Like physical capital, which can be applied for particular intentions, social capital is suitable in the sense that an actor's system of, say, friendship ties can be applied for other aims, like information collection. Furthermore, social capital can be "converted" to other forms of capital: the benefits conferred through one's position in a social system can be changed into economic or other benefits. Among the particular types of capital recognised through Bourdieu, economic capital is most important; it is convertible into culture, human, and social capital. In contrast, the "convertibility rate" of social capital into economic capital is not high, since social capital is less liquid and further "sticky" (Anheier, Gerhards, & Romo, 1995; Smart,
However, these examples are of the most effective to implement. Population growth is typically characterized by a lack or misuse of resources. The problems comes from not distributing the resources the optimal way, allowing the country to fall into economic depression and perpetuating population growth. Yet, the true solutions come in sharing these resources equally.
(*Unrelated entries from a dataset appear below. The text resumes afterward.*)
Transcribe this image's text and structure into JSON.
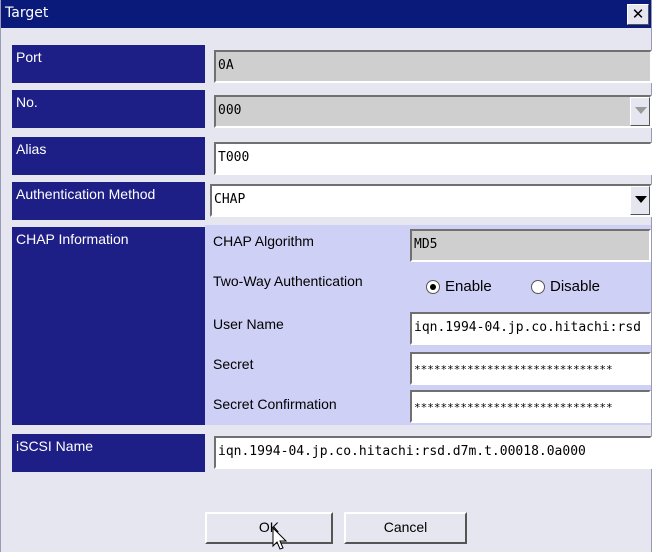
{
  "window": {
    "title": "Target",
    "close_glyph": "✕"
  },
  "fields": {
    "port": {
      "label": "Port",
      "value": "0A"
    },
    "no": {
      "label": "No.",
      "value": "000"
    },
    "alias": {
      "label": "Alias",
      "value": "T000"
    },
    "auth_method": {
      "label": "Authentication Method",
      "value": "CHAP"
    },
    "chap": {
      "label": "CHAP Information",
      "algorithm_label": "CHAP Algorithm",
      "algorithm_value": "MD5",
      "two_way_label": "Two-Way Authentication",
      "enable_label": "Enable",
      "disable_label": "Disable",
      "two_way_selected": "Enable",
      "user_name_label": "User Name",
      "user_name_value": "iqn.1994-04.jp.co.hitachi:rsd",
      "secret_label": "Secret",
      "secret_value": "******************************",
      "secret_confirm_label": "Secret Confirmation",
      "secret_confirm_value": "******************************"
    },
    "iscsi_name": {
      "label": "iSCSI Name",
      "value": "iqn.1994-04.jp.co.hitachi:rsd.d7m.t.00018.0a000"
    }
  },
  "buttons": {
    "ok": "OK",
    "cancel": "Cancel"
  }
}
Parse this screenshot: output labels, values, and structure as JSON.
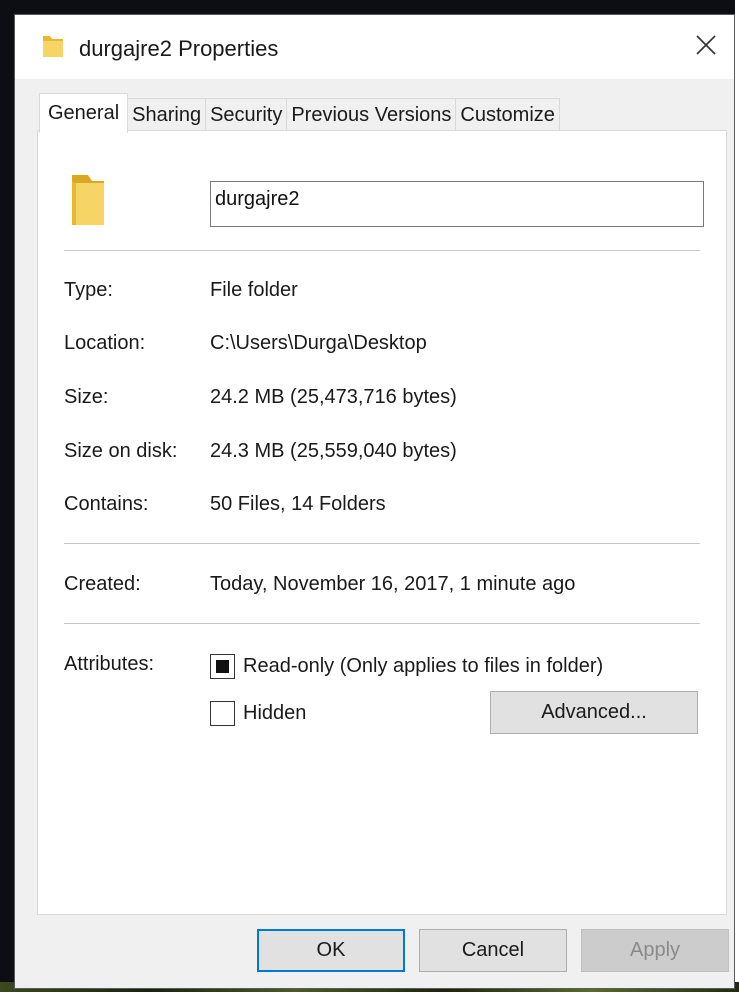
{
  "window": {
    "title": "durgajre2 Properties",
    "title_icon": "folder-icon",
    "close_icon": "close-icon"
  },
  "tabs": [
    {
      "label": "General",
      "active": true
    },
    {
      "label": "Sharing",
      "active": false
    },
    {
      "label": "Security",
      "active": false
    },
    {
      "label": "Previous Versions",
      "active": false
    },
    {
      "label": "Customize",
      "active": false
    }
  ],
  "general": {
    "folder_icon": "folder-icon",
    "name_value": "durgajre2",
    "type": {
      "label": "Type:",
      "value": "File folder"
    },
    "location": {
      "label": "Location:",
      "value": "C:\\Users\\Durga\\Desktop"
    },
    "size": {
      "label": "Size:",
      "value": "24.2 MB (25,473,716 bytes)"
    },
    "size_on_disk": {
      "label": "Size on disk:",
      "value": "24.3 MB (25,559,040 bytes)"
    },
    "contains": {
      "label": "Contains:",
      "value": "50 Files, 14 Folders"
    },
    "created": {
      "label": "Created:",
      "value": "Today, November 16, 2017, 1 minute ago"
    },
    "attributes": {
      "label": "Attributes:",
      "readonly": {
        "label": "Read-only (Only applies to files in folder)",
        "state": "indeterminate"
      },
      "hidden": {
        "label": "Hidden",
        "state": "unchecked"
      },
      "advanced_label": "Advanced..."
    }
  },
  "buttons": {
    "ok": "OK",
    "cancel": "Cancel",
    "apply": "Apply"
  },
  "colors": {
    "focus_accent": "#0078d7",
    "folder_yellow": "#f6d465"
  }
}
When given access to quality healthcare, equal income, education, and opportunities besides the large family model of developing countries, human will expand their choices beyond only having children.
Improvements in the health and education of all, but especially of women and in conjunction with other social changes that raise the status of women, can have a profound effect in bringing down population growth rates. In an initial period, however, better health care means that more babies live to reproduce and that women reproduce over longer time spans through family planning services The principal aim of social, economic and cultural development, of which population goals and policies are integral parts, is to improve levels of living and the quality of life of the people. Of all things in the world, people are the most precious. Man's knowledge and ability to master himself and his environment will continue to grow. Mankind's future can be made infinitely
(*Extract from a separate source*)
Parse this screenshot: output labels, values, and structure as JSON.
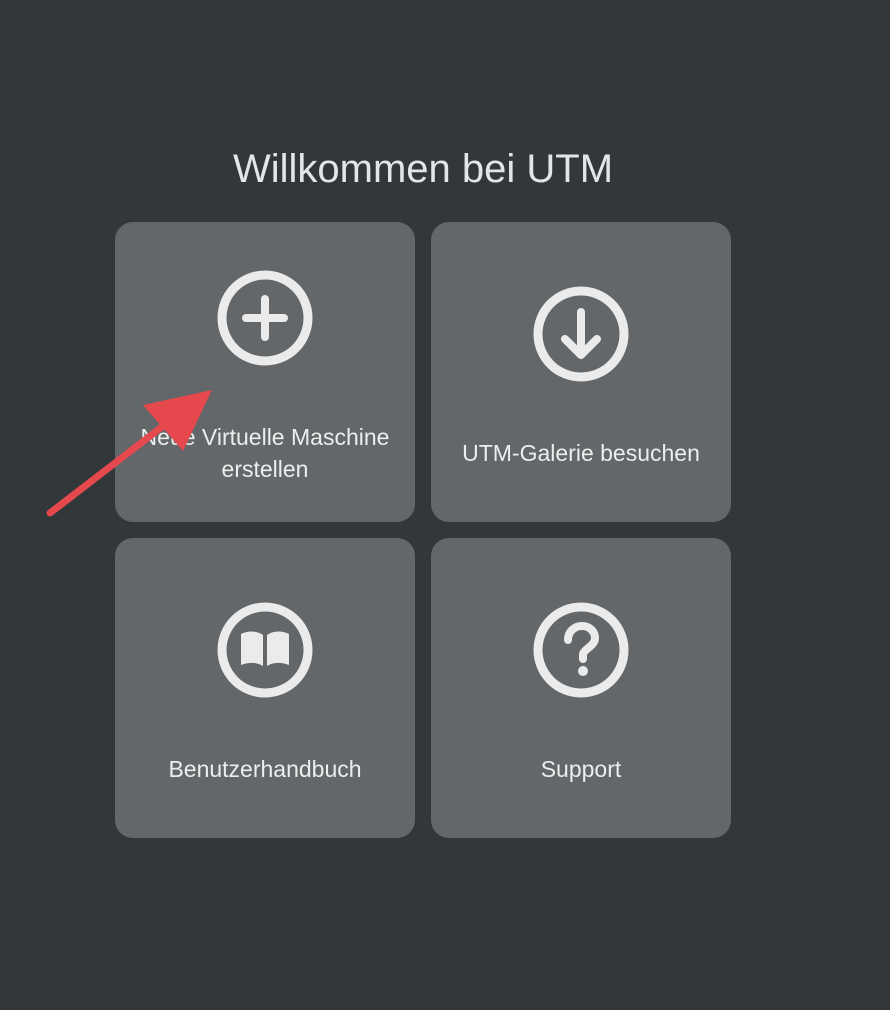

Developing countries which have high rate of population are often resource-stricken which means that any enhancement in the quality of human capital will improve the growth level of the economy. However, human capital development depends upon the education of the future labour force. But, at the micro level if parents favour work over education for their children, this will trigger poverty by decreasing their contribution to the economy and by lowering their income generating potential (Glewwe, 2002), which will eventually trap the household in a vicious intergenerational cycle of poverty (Baland & Robinson, 2000). In another context where parents let their children work with getting education side by side, work will still have a negative effect on the child’s learning and, will impact the human advancement and growth. For example, children who work will sometimes miss school or will utilize their spare time
ABSTRACT A healthy economy is crucial not only from the social perspective but from the economic perspective as well. There exists a bidirectional relationship between economic growth and health. There has been a consensus on the fact that economic growth of a country can greatly influence the health status. But this paper will address whether health has the ability to bless an economy with wealth. The main motive throughout the paper will be to figure out how health plays its role as a causal factor in explaining the earnings of an individual and growth of an economy as a whole.
An important lesson learned over decades of development is the importance of gender equity to improved nutrition of children, to the improvement of food security of households and to overall economic growth of a nation. Empowered women ensure better nutritional status of children and contribute additionally to economic activities and growth. Thus the relationship between Food Security, Nutrition and Economic Development is a complex, highly interdependent and circuitous one. Nutritional outcomes depend on such factors as physical and economic access to food; the kind of attention and care children and women receive; the health services and the sanitary conditions; and most importantly on the institutional, political and ideological parameters defining a particular